--- Supplied material ---

◆ ◆ ◆ ◆ ◆ ◆ ◆

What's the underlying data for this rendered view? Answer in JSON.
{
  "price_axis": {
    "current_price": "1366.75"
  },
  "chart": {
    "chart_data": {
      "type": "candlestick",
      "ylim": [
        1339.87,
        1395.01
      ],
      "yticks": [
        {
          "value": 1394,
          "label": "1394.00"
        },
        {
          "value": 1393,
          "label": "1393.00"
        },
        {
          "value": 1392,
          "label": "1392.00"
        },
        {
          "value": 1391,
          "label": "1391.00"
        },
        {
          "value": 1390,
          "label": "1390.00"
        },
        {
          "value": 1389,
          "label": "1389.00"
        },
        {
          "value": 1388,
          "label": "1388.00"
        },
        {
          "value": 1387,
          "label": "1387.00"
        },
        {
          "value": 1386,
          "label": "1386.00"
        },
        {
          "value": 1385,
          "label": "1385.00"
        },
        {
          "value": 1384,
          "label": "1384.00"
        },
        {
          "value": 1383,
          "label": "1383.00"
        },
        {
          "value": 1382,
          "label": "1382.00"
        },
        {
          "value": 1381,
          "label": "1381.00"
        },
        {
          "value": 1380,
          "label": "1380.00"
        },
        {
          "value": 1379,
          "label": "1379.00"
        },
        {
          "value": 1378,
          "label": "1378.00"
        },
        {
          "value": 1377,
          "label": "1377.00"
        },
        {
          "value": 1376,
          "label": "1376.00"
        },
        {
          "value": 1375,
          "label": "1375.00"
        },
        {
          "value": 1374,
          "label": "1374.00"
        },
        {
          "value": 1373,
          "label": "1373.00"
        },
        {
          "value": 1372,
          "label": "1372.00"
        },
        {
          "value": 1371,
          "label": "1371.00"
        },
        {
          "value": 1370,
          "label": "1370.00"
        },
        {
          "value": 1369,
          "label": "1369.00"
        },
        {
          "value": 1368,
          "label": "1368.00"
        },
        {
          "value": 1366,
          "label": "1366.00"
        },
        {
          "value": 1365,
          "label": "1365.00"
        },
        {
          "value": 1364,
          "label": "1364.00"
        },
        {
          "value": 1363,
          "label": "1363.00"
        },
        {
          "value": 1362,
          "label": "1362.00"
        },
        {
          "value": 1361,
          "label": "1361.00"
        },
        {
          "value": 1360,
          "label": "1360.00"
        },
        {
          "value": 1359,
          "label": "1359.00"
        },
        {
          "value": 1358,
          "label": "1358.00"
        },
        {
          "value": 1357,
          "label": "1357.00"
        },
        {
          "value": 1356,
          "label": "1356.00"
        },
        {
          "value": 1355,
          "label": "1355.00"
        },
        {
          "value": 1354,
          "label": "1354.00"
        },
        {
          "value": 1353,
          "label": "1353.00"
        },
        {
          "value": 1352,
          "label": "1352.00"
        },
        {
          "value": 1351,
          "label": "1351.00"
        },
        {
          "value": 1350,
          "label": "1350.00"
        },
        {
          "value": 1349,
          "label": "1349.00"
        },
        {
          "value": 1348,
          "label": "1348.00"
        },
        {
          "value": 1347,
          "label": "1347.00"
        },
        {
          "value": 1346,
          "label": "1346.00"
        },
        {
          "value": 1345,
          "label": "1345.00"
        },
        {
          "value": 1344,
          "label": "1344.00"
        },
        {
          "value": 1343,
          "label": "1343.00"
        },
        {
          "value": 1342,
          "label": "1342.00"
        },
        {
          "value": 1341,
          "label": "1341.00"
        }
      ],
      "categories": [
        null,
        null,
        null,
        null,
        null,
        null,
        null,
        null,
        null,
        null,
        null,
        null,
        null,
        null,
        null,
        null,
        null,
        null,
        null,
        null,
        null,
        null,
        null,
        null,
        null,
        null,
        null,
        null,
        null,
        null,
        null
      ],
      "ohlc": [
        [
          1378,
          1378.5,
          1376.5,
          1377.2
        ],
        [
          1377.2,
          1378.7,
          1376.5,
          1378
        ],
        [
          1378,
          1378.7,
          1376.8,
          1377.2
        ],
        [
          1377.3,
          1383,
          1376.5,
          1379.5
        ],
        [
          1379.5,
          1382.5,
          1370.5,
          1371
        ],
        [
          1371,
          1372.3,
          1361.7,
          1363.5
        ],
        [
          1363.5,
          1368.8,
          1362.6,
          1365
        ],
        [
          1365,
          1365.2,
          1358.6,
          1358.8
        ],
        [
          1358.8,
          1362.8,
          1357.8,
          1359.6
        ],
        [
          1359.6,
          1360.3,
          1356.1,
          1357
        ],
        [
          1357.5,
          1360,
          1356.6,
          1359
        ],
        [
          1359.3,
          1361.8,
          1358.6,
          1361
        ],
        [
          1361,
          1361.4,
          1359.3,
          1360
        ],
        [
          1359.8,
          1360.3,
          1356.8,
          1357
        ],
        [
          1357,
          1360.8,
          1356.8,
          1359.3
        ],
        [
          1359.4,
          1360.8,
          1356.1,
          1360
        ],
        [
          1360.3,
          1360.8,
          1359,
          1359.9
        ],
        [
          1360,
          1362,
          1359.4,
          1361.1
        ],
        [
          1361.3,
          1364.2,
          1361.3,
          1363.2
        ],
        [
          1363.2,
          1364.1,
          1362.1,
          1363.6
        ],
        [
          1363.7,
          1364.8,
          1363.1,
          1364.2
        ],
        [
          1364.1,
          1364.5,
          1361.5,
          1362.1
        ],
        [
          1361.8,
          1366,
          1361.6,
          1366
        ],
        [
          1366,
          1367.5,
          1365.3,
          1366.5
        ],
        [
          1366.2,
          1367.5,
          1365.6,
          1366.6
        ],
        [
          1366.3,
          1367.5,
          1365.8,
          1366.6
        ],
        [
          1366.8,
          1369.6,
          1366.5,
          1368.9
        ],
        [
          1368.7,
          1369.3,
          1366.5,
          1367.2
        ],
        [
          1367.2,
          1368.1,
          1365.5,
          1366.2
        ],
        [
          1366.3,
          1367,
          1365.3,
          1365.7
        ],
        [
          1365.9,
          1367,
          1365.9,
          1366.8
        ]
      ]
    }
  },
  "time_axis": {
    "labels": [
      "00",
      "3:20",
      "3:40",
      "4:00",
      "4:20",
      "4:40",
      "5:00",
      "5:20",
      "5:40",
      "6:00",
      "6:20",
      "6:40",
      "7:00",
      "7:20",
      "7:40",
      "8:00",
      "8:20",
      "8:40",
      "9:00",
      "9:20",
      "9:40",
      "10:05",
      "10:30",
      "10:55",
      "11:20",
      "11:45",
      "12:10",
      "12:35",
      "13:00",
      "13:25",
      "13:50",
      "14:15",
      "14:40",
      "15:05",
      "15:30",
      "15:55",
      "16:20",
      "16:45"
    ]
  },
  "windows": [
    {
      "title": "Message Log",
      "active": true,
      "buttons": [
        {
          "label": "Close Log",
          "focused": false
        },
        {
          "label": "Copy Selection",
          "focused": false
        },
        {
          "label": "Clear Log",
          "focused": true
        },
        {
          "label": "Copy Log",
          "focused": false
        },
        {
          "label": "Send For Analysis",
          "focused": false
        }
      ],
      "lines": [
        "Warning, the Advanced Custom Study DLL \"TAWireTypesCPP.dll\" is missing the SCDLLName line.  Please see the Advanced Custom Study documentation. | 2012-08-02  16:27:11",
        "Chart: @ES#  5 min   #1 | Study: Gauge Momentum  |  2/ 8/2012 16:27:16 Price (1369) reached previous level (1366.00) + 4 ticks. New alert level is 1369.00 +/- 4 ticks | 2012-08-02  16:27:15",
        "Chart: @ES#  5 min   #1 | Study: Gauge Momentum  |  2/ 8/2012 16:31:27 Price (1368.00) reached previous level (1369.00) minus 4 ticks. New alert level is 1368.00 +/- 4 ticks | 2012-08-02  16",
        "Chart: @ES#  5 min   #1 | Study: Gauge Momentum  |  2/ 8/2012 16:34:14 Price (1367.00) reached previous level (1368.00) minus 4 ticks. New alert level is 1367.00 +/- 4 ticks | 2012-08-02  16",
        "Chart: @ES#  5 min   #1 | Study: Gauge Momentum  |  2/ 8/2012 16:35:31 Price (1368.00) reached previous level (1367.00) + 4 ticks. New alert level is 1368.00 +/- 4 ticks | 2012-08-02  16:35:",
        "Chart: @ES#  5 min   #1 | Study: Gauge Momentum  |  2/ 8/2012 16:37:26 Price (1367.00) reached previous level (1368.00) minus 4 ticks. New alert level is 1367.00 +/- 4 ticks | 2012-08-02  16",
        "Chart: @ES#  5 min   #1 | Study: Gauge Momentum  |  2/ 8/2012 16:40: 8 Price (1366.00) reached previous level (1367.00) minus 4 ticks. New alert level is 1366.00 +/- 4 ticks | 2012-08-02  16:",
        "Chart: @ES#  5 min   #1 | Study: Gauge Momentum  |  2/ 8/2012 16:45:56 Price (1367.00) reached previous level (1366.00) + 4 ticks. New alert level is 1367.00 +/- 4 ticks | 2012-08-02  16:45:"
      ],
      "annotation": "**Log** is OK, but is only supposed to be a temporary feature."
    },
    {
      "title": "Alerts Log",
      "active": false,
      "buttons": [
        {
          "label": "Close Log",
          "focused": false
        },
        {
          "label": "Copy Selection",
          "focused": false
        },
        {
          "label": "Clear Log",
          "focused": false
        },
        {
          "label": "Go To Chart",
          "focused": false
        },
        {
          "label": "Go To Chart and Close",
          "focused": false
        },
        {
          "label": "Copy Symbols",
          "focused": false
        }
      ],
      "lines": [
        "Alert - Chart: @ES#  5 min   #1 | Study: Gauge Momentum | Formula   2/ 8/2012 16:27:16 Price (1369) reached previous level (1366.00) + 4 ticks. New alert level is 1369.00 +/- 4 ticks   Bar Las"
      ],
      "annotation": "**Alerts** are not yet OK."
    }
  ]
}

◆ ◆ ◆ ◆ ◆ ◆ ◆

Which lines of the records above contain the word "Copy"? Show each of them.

          "label": "Copy Selection",
          "label": "Copy Log",
          "label": "Copy Selection",
          "label": "Copy Symbols",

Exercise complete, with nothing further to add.